(RECORDS FOR THE TASK begins)

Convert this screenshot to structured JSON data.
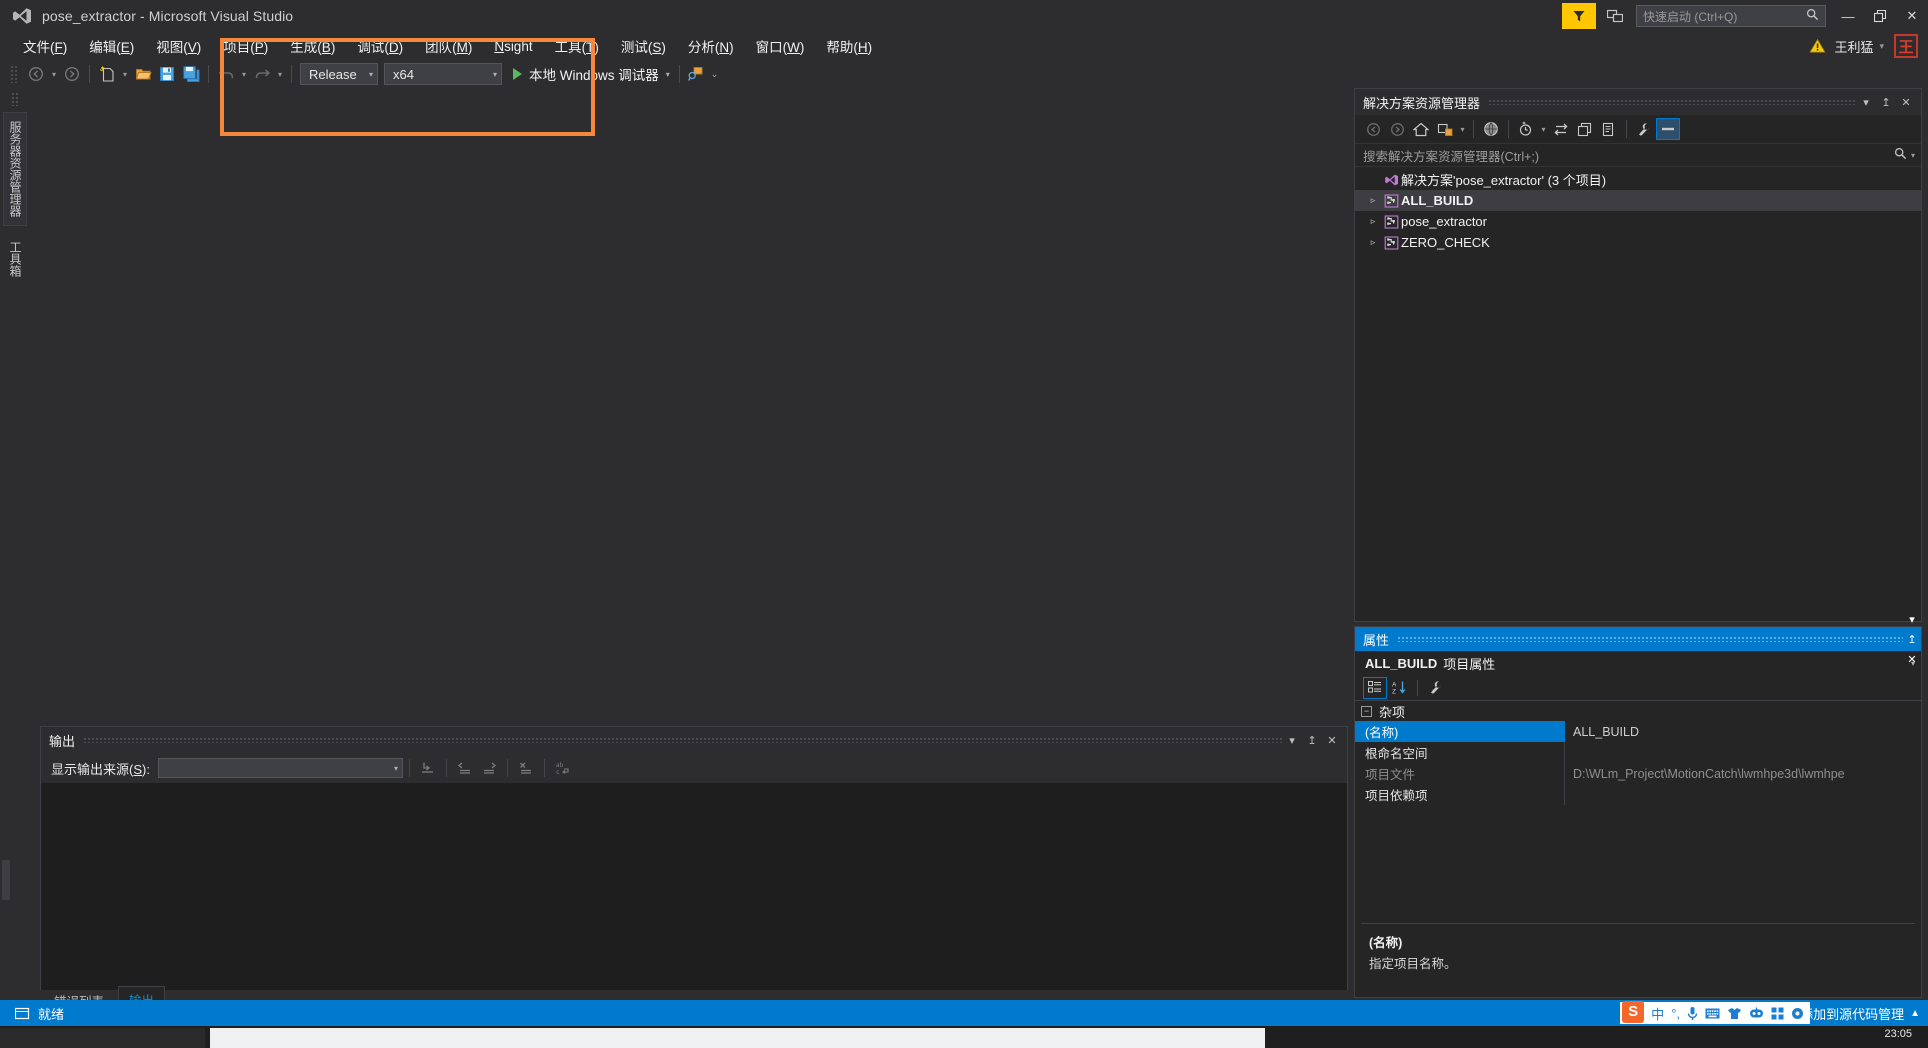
{
  "window": {
    "title": "pose_extractor - Microsoft Visual Studio",
    "logo_icon": "visual-studio-logo-icon",
    "minimize": "—",
    "maximize": "❐",
    "close": "✕",
    "feedback_icon": "feedback-funnel-icon",
    "screen_share_icon": "screen-share-icon"
  },
  "quick_launch": {
    "placeholder": "快速启动 (Ctrl+Q)",
    "search_icon": "search-icon"
  },
  "account": {
    "warning_icon": "warning-triangle-icon",
    "user_name": "王利猛",
    "caret": "▾",
    "avatar_initial": "王"
  },
  "menubar": {
    "items": [
      {
        "label": "文件",
        "accel": "F"
      },
      {
        "label": "编辑",
        "accel": "E"
      },
      {
        "label": "视图",
        "accel": "V"
      },
      {
        "label": "项目",
        "accel": "P"
      },
      {
        "label": "生成",
        "accel": "B"
      },
      {
        "label": "调试",
        "accel": "D"
      },
      {
        "label": "团队",
        "accel": "M"
      },
      {
        "label": "Nsight",
        "accel": "N"
      },
      {
        "label": "工具",
        "accel": "T"
      },
      {
        "label": "测试",
        "accel": "S"
      },
      {
        "label": "分析",
        "accel": "N"
      },
      {
        "label": "窗口",
        "accel": "W"
      },
      {
        "label": "帮助",
        "accel": "H"
      }
    ]
  },
  "toolbar": {
    "nav_back_icon": "navigate-back-icon",
    "nav_forward_icon": "navigate-forward-icon",
    "new_item_icon": "new-item-icon",
    "open_file_icon": "open-file-icon",
    "save_icon": "save-icon",
    "save_all_icon": "save-all-icon",
    "undo_icon": "undo-icon",
    "redo_icon": "redo-icon",
    "configuration": "Release",
    "platform": "x64",
    "run_label": "本地 Windows 调试器",
    "run_icon": "play-triangle-icon",
    "attach_icon": "attach-to-process-icon",
    "overflow_icon": "toolbar-overflow-icon",
    "caret": "▾"
  },
  "annotation": {
    "color": "#f7873a",
    "shape": "rectangle-highlight"
  },
  "left_rail": {
    "tabs": [
      {
        "label": "服务器资源管理器"
      },
      {
        "label": "工具箱"
      }
    ]
  },
  "solution_explorer": {
    "title": "解决方案资源管理器",
    "header_buttons": {
      "dropdown": "▾",
      "pin": "↥",
      "close": "✕"
    },
    "toolbar_icons": [
      "back-icon",
      "forward-icon",
      "home-icon",
      "pending-changes-icon",
      "show-all-files-icon",
      "sync-with-active-document-icon",
      "refresh-icon",
      "collapse-all-icon",
      "properties-window-icon",
      "preview-selected-items-icon",
      "solution-explorer-settings-icon"
    ],
    "search_placeholder": "搜索解决方案资源管理器(Ctrl+;)",
    "search_icon": "search-icon",
    "tree": [
      {
        "label": "解决方案'pose_extractor' (3 个项目)",
        "icon": "solution-icon",
        "arrow": "",
        "selected": false,
        "indent": 0
      },
      {
        "label": "ALL_BUILD",
        "icon": "project-icon",
        "arrow": "▹",
        "selected": true,
        "indent": 1
      },
      {
        "label": "pose_extractor",
        "icon": "project-icon",
        "arrow": "▹",
        "selected": false,
        "indent": 1
      },
      {
        "label": "ZERO_CHECK",
        "icon": "project-icon",
        "arrow": "▹",
        "selected": false,
        "indent": 1
      }
    ]
  },
  "properties": {
    "title": "属性",
    "header_buttons": {
      "dropdown": "▾",
      "pin": "↥",
      "close": "✕"
    },
    "subject_bold": "ALL_BUILD",
    "subject_rest": "项目属性",
    "subject_caret": "▾",
    "toolbar_icons": [
      "categorized-view-icon",
      "alphabetical-sort-icon",
      "property-pages-icon"
    ],
    "group_label": "杂项",
    "group_expander": "−",
    "rows": [
      {
        "name": "(名称)",
        "value": "ALL_BUILD",
        "selected": true,
        "dim": false
      },
      {
        "name": "根命名空间",
        "value": "",
        "selected": false,
        "dim": false
      },
      {
        "name": "项目文件",
        "value": "D:\\WLm_Project\\MotionCatch\\lwmhpe3d\\lwmhpe",
        "selected": false,
        "dim": true
      },
      {
        "name": "项目依赖项",
        "value": "",
        "selected": false,
        "dim": false
      }
    ],
    "description_title": "(名称)",
    "description_body": "指定项目名称。"
  },
  "output_panel": {
    "title": "输出",
    "header_buttons": {
      "dropdown": "▾",
      "pin": "↥",
      "close": "✕"
    },
    "source_label": "显示输出来源",
    "source_accel": "S",
    "source_value": "",
    "toolbar_icons": [
      "go-to-message-icon",
      "find-previous-message-icon",
      "find-next-message-icon",
      "clear-all-icon",
      "toggle-word-wrap-icon"
    ],
    "body_text": ""
  },
  "panel_tabs": {
    "items": [
      {
        "label": "错误列表",
        "active": false
      },
      {
        "label": "输出",
        "active": true
      }
    ]
  },
  "statusbar": {
    "ready_icon": "ready-status-icon",
    "ready_text": "就绪",
    "source_control_text": "添加到源代码管理",
    "source_control_caret": "▲"
  },
  "ime_bar": {
    "logo": "S",
    "items": [
      {
        "glyph": "中",
        "name": "chinese-mode-icon"
      },
      {
        "glyph": "°,",
        "name": "punctuation-mode-icon"
      },
      {
        "glyph": "🎙",
        "name": "voice-input-icon"
      },
      {
        "glyph": "⌨",
        "name": "soft-keyboard-icon"
      },
      {
        "glyph": "👕",
        "name": "skin-theme-icon"
      },
      {
        "glyph": "🤖",
        "name": "ai-assistant-icon"
      },
      {
        "glyph": "⊞",
        "name": "toolbox-icon"
      },
      {
        "glyph": "⚙",
        "name": "settings-icon"
      }
    ]
  },
  "taskbar": {
    "clock": "23:05"
  }
}
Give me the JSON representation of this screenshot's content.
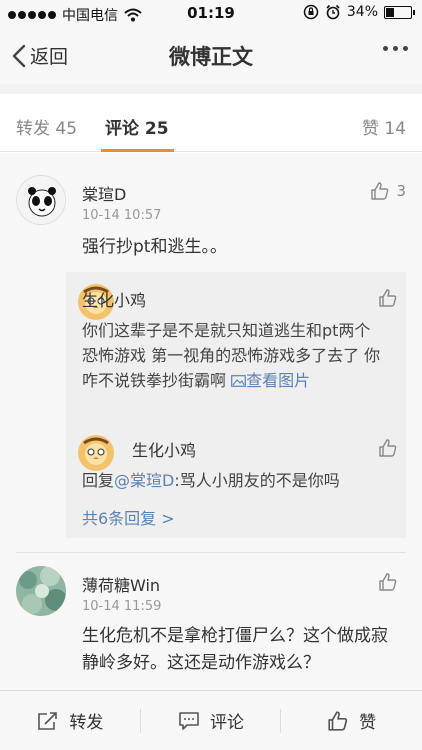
{
  "status_bar": {
    "carrier": "中国电信",
    "time": "01:19",
    "battery": "34%",
    "battery_level": 0.34
  },
  "nav": {
    "back_label": "返回",
    "title": "微博正文"
  },
  "tabs": {
    "repost": "转发 45",
    "comments": "评论 25",
    "likes": "赞 14"
  },
  "comments": [
    {
      "name": "棠瑄D",
      "time": "10-14 10:57",
      "text": "强行抄pt和逃生。。",
      "likes": "3",
      "replies": [
        {
          "name": "生化小鸡",
          "text": "你们这辈子是不是就只知道逃生和pt两个恐怖游戏 第一视角的恐怖游戏多了去了 你咋不说铁拳抄街霸啊",
          "link_label": "查看图片"
        },
        {
          "name": "生化小鸡",
          "reply_prefix": "回复",
          "mention": "@棠瑄D",
          "text": ":骂人小朋友的不是你吗"
        }
      ],
      "more_replies": "共6条回复 >"
    },
    {
      "name": "薄荷糖Win",
      "time": "10-14 11:59",
      "text": "生化危机不是拿枪打僵尸么？这个做成寂静岭多好。这还是动作游戏么？"
    }
  ],
  "toolbar": {
    "repost": "转发",
    "comment": "评论",
    "like": "赞"
  },
  "colors": {
    "accent": "#f28c23",
    "link": "#5b82b4"
  }
}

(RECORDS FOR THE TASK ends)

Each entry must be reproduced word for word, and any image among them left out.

**EXERCISE RESPONSE**
Convert this screenshot to structured JSON data.
{
  "window": {
    "title": "pose_extractor - Microsoft Visual Studio",
    "logo_icon": "visual-studio-logo-icon",
    "minimize": "—",
    "maximize": "❐",
    "close": "✕",
    "feedback_icon": "feedback-funnel-icon",
    "screen_share_icon": "screen-share-icon"
  },
  "quick_launch": {
    "placeholder": "快速启动 (Ctrl+Q)",
    "search_icon": "search-icon"
  },
  "account": {
    "warning_icon": "warning-triangle-icon",
    "user_name": "王利猛",
    "caret": "▾",
    "avatar_initial": "王"
  },
  "menubar": {
    "items": [
      {
        "label": "文件",
        "accel": "F"
      },
      {
        "label": "编辑",
        "accel": "E"
      },
      {
        "label": "视图",
        "accel": "V"
      },
      {
        "label": "项目",
        "accel": "P"
      },
      {
        "label": "生成",
        "accel": "B"
      },
      {
        "label": "调试",
        "accel": "D"
      },
      {
        "label": "团队",
        "accel": "M"
      },
      {
        "label": "Nsight",
        "accel": "N"
      },
      {
        "label": "工具",
        "accel": "T"
      },
      {
        "label": "测试",
        "accel": "S"
      },
      {
        "label": "分析",
        "accel": "N"
      },
      {
        "label": "窗口",
        "accel": "W"
      },
      {
        "label": "帮助",
        "accel": "H"
      }
    ]
  },
  "toolbar": {
    "nav_back_icon": "navigate-back-icon",
    "nav_forward_icon": "navigate-forward-icon",
    "new_item_icon": "new-item-icon",
    "open_file_icon": "open-file-icon",
    "save_icon": "save-icon",
    "save_all_icon": "save-all-icon",
    "undo_icon": "undo-icon",
    "redo_icon": "redo-icon",
    "configuration": "Release",
    "platform": "x64",
    "run_label": "本地 Windows 调试器",
    "run_icon": "play-triangle-icon",
    "attach_icon": "attach-to-process-icon",
    "overflow_icon": "toolbar-overflow-icon",
    "caret": "▾"
  },
  "annotation": {
    "color": "#f7873a",
    "shape": "rectangle-highlight"
  },
  "left_rail": {
    "tabs": [
      {
        "label": "服务器资源管理器"
      },
      {
        "label": "工具箱"
      }
    ]
  },
  "solution_explorer": {
    "title": "解决方案资源管理器",
    "header_buttons": {
      "dropdown": "▾",
      "pin": "↥",
      "close": "✕"
    },
    "toolbar_icons": [
      "back-icon",
      "forward-icon",
      "home-icon",
      "pending-changes-icon",
      "show-all-files-icon",
      "sync-with-active-document-icon",
      "refresh-icon",
      "collapse-all-icon",
      "properties-window-icon",
      "preview-selected-items-icon",
      "solution-explorer-settings-icon"
    ],
    "search_placeholder": "搜索解决方案资源管理器(Ctrl+;)",
    "search_icon": "search-icon",
    "tree": [
      {
        "label": "解决方案'pose_extractor' (3 个项目)",
        "icon": "solution-icon",
        "arrow": "",
        "selected": false,
        "indent": 0
      },
      {
        "label": "ALL_BUILD",
        "icon": "project-icon",
        "arrow": "▹",
        "selected": true,
        "indent": 1
      },
      {
        "label": "pose_extractor",
        "icon": "project-icon",
        "arrow": "▹",
        "selected": false,
        "indent": 1
      },
      {
        "label": "ZERO_CHECK",
        "icon": "project-icon",
        "arrow": "▹",
        "selected": false,
        "indent": 1
      }
    ]
  },
  "properties": {
    "title": "属性",
    "header_buttons": {
      "dropdown": "▾",
      "pin": "↥",
      "close": "✕"
    },
    "subject_bold": "ALL_BUILD",
    "subject_rest": "项目属性",
    "subject_caret": "▾",
    "toolbar_icons": [
      "categorized-view-icon",
      "alphabetical-sort-icon",
      "property-pages-icon"
    ],
    "group_label": "杂项",
    "group_expander": "−",
    "rows": [
      {
        "name": "(名称)",
        "value": "ALL_BUILD",
        "selected": true,
        "dim": false
      },
      {
        "name": "根命名空间",
        "value": "",
        "selected": false,
        "dim": false
      },
      {
        "name": "项目文件",
        "value": "D:\\WLm_Project\\MotionCatch\\lwmhpe3d\\lwmhpe",
        "selected": false,
        "dim": true
      },
      {
        "name": "项目依赖项",
        "value": "",
        "selected": false,
        "dim": false
      }
    ],
    "description_title": "(名称)",
    "description_body": "指定项目名称。"
  },
  "output_panel": {
    "title": "输出",
    "header_buttons": {
      "dropdown": "▾",
      "pin": "↥",
      "close": "✕"
    },
    "source_label": "显示输出来源",
    "source_accel": "S",
    "source_value": "",
    "toolbar_icons": [
      "go-to-message-icon",
      "find-previous-message-icon",
      "find-next-message-icon",
      "clear-all-icon",
      "toggle-word-wrap-icon"
    ],
    "body_text": ""
  },
  "panel_tabs": {
    "items": [
      {
        "label": "错误列表",
        "active": false
      },
      {
        "label": "输出",
        "active": true
      }
    ]
  },
  "statusbar": {
    "ready_icon": "ready-status-icon",
    "ready_text": "就绪",
    "source_control_text": "添加到源代码管理",
    "source_control_caret": "▲"
  },
  "ime_bar": {
    "logo": "S",
    "items": [
      {
        "glyph": "中",
        "name": "chinese-mode-icon"
      },
      {
        "glyph": "°,",
        "name": "punctuation-mode-icon"
      },
      {
        "glyph": "🎙",
        "name": "voice-input-icon"
      },
      {
        "glyph": "⌨",
        "name": "soft-keyboard-icon"
      },
      {
        "glyph": "👕",
        "name": "skin-theme-icon"
      },
      {
        "glyph": "🤖",
        "name": "ai-assistant-icon"
      },
      {
        "glyph": "⊞",
        "name": "toolbox-icon"
      },
      {
        "glyph": "⚙",
        "name": "settings-icon"
      }
    ]
  },
  "taskbar": {
    "clock": "23:05"
  }
}
Give me the JSON representation of this screenshot's content.
{
  "status_bar": {
    "carrier": "中国电信",
    "time": "01:19",
    "battery": "34%",
    "battery_level": 0.34
  },
  "nav": {
    "back_label": "返回",
    "title": "微博正文"
  },
  "tabs": {
    "repost": "转发 45",
    "comments": "评论 25",
    "likes": "赞 14"
  },
  "comments": [
    {
      "name": "棠瑄D",
      "time": "10-14 10:57",
      "text": "强行抄pt和逃生。。",
      "likes": "3",
      "replies": [
        {
          "name": "生化小鸡",
          "text": "你们这辈子是不是就只知道逃生和pt两个恐怖游戏 第一视角的恐怖游戏多了去了 你咋不说铁拳抄街霸啊",
          "link_label": "查看图片"
        },
        {
          "name": "生化小鸡",
          "reply_prefix": "回复",
          "mention": "@棠瑄D",
          "text": ":骂人小朋友的不是你吗"
        }
      ],
      "more_replies": "共6条回复 >"
    },
    {
      "name": "薄荷糖Win",
      "time": "10-14 11:59",
      "text": "生化危机不是拿枪打僵尸么？这个做成寂静岭多好。这还是动作游戏么？"
    }
  ],
  "toolbar": {
    "repost": "转发",
    "comment": "评论",
    "like": "赞"
  },
  "colors": {
    "accent": "#f28c23",
    "link": "#5b82b4"
  }
}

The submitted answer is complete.